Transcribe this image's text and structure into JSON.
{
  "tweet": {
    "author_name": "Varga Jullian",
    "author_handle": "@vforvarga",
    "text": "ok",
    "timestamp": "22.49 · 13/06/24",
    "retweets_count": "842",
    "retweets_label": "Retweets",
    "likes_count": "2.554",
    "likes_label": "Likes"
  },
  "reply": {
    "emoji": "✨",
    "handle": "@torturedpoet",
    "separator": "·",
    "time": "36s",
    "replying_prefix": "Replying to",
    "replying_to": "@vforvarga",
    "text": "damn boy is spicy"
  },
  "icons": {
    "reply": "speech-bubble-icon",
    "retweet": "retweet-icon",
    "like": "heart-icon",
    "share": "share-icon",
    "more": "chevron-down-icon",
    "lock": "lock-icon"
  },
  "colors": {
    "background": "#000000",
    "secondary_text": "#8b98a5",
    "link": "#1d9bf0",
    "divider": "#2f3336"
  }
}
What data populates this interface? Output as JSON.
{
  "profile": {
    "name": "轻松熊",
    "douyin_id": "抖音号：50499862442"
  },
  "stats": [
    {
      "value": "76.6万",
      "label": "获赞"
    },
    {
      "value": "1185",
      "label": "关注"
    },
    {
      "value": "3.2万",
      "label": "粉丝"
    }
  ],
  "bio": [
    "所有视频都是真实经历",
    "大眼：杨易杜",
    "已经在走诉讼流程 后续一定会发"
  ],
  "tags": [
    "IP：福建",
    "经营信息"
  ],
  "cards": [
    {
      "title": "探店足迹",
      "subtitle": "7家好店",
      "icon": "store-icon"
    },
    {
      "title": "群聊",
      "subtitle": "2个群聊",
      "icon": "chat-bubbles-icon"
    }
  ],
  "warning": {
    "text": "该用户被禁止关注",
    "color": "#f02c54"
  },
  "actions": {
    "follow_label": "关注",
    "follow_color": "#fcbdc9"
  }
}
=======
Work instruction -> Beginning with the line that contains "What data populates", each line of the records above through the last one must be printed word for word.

Answer area ->
What data populates this interface? Output as JSON.
{
  "profile": {
    "name": "轻松熊",
    "douyin_id": "抖音号：50499862442"
  },
  "stats": [
    {
      "value": "76.6万",
      "label": "获赞"
    },
    {
      "value": "1185",
      "label": "关注"
    },
    {
      "value": "3.2万",
      "label": "粉丝"
    }
  ],
  "bio": [
    "所有视频都是真实经历",
    "大眼：杨易杜",
    "已经在走诉讼流程 后续一定会发"
  ],
  "tags": [
    "IP：福建",
    "经营信息"
  ],
  "cards": [
    {
      "title": "探店足迹",
      "subtitle": "7家好店",
      "icon": "store-icon"
    },
    {
      "title": "群聊",
      "subtitle": "2个群聊",
      "icon": "chat-bubbles-icon"
    }
  ],
  "warning": {
    "text": "该用户被禁止关注",
    "color": "#f02c54"
  },
  "actions": {
    "follow_label": "关注",
    "follow_color": "#fcbdc9"
  }
}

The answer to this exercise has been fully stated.